In fact, under the ICESCR, States must take necessary steps to prevent, treat and control epidemic diseases in order to realise the right to health. The Committee on Economic, Social and Cultural Rights, the UN treaty body for the ICESCR, has emphasised that States must ensure public health measures are reasonable and proportionate to protect all human rights.
A recent case in the High Court provides a useful example of how the Courts approach these questions. The case was a judicial review of the COVID-19 Public Health Response (Vaccinations) Order 2021 by a former Customs worker who lost their job after they refused to get vaccinated for Covid-19. As part of the judicial review, the High Court considered whether the Order infringed on the right to be free from discrimination under the New Zealand Bill of Rights Act.
Ultimately, the High Court decided that it did not. In coming to this conclusion, the judge wrote “the Court’s task in this case is to balance the benefit of the vaccine and the risk of being unvaccinated against any discrimination in relation to those affected".

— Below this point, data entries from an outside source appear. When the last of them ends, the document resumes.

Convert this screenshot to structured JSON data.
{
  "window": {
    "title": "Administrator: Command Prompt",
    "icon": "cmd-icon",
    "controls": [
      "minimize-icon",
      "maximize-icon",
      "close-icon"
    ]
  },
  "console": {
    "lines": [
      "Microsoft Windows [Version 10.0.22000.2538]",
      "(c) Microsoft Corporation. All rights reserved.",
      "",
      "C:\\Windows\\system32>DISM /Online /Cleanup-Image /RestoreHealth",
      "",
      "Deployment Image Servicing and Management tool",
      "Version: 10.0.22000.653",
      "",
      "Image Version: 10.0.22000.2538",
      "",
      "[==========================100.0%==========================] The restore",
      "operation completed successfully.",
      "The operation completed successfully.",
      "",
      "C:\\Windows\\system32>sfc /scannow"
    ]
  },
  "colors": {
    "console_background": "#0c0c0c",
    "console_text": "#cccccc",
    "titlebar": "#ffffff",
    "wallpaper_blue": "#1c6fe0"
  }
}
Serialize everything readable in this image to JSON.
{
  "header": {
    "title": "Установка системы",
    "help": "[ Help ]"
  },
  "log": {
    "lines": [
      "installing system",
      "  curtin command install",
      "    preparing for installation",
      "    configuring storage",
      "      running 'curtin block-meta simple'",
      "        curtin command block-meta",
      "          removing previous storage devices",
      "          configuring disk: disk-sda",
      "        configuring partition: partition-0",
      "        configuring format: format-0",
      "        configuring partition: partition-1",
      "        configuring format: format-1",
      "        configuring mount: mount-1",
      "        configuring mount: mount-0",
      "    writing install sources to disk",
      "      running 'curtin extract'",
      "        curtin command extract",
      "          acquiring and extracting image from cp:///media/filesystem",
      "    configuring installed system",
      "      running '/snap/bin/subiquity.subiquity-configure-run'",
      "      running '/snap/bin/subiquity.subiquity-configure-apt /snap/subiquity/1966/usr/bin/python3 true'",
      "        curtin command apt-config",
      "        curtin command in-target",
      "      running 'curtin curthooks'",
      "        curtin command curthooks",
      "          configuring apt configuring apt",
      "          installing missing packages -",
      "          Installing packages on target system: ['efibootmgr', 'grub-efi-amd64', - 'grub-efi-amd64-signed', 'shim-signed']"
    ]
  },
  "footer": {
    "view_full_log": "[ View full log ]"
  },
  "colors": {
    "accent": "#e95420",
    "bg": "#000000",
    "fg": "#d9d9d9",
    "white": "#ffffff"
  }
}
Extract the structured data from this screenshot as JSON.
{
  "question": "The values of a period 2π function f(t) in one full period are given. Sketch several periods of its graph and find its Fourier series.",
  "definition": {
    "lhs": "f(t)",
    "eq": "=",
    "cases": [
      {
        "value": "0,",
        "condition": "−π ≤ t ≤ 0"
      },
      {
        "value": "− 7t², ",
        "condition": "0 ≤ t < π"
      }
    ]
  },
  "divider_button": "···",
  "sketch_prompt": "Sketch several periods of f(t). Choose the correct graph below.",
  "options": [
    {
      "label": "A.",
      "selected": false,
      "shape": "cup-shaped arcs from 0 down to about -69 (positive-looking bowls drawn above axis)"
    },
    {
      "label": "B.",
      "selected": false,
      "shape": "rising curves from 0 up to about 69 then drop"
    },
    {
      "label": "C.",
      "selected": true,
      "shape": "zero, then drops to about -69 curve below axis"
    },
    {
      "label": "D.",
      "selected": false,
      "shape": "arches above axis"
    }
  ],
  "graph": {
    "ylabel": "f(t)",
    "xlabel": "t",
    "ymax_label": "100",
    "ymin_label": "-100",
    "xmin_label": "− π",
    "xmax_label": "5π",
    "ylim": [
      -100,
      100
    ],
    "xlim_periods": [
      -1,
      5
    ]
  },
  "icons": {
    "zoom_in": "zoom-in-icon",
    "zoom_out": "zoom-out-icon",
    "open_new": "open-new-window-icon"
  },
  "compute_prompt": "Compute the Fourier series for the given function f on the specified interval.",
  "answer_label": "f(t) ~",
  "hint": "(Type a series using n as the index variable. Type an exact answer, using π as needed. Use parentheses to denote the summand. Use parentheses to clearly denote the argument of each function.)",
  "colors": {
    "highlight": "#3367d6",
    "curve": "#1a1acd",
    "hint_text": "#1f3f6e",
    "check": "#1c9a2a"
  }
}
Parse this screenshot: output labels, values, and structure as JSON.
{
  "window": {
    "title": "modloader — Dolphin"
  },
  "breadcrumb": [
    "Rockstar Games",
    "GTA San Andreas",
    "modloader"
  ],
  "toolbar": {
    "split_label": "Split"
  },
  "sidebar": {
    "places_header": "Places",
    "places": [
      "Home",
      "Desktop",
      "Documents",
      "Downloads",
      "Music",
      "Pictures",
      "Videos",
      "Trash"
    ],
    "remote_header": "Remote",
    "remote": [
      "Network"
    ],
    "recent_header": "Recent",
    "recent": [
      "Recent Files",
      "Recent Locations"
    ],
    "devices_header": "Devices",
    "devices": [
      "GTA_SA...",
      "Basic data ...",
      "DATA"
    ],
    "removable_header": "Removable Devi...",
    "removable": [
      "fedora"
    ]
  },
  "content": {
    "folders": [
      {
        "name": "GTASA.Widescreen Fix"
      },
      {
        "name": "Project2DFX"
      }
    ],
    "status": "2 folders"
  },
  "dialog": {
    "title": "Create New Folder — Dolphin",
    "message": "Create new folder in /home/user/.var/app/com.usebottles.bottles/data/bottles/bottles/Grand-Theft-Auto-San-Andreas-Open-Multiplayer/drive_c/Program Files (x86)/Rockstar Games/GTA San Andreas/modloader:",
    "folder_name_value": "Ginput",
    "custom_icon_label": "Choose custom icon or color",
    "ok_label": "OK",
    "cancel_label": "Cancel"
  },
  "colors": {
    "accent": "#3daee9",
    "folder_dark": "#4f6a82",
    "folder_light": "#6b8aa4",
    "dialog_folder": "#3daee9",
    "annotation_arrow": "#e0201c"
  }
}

The judge went on to say that if the benefits of the vaccine outweighed the potential discrimination against the affected employee, then the limitation of rights under the Order was proportionate and justified under the New Zealand Bill of Rights Act. In this case, the judge decided the scientific support for the vaccine and the benefits of the Order to the wider community outweighed any potential discrimination against that employee.
This approach to balancing rights will of course depend on the particular issue and context. For example, the Human Rights Act applies differently to public decision-makers compared to private entities, such as businesses. What is ultimately important is that human rights guide decision-making, whether by government decision-makers or businesses. The Human Rights Commission encourages businesses, service providers and employers to seek legal advice to ensure their Covid-19 policies do not breach the rights of others.
High Court Case 2
This case involved four aviation security personnel who lost their jobs for not getting vaccinated and is still before the court at time of writing.
For non-regulated health workers, WorkSafe has published guidelines for businesses with regards to when workers need to be vaccinated.
https://www.employment.govt.nz/leave-and-holidays/ other-types-of-leave/coronavirus-workplace/covid-19-vaccination-and-employment/ coronavirus-workplace/covid-19-Vaccines and the workplace » Employment New Zealand
We have noted law firms are following this issue closely, so it is worth watching sites such as LinkedIn or local employment law firm’s websites.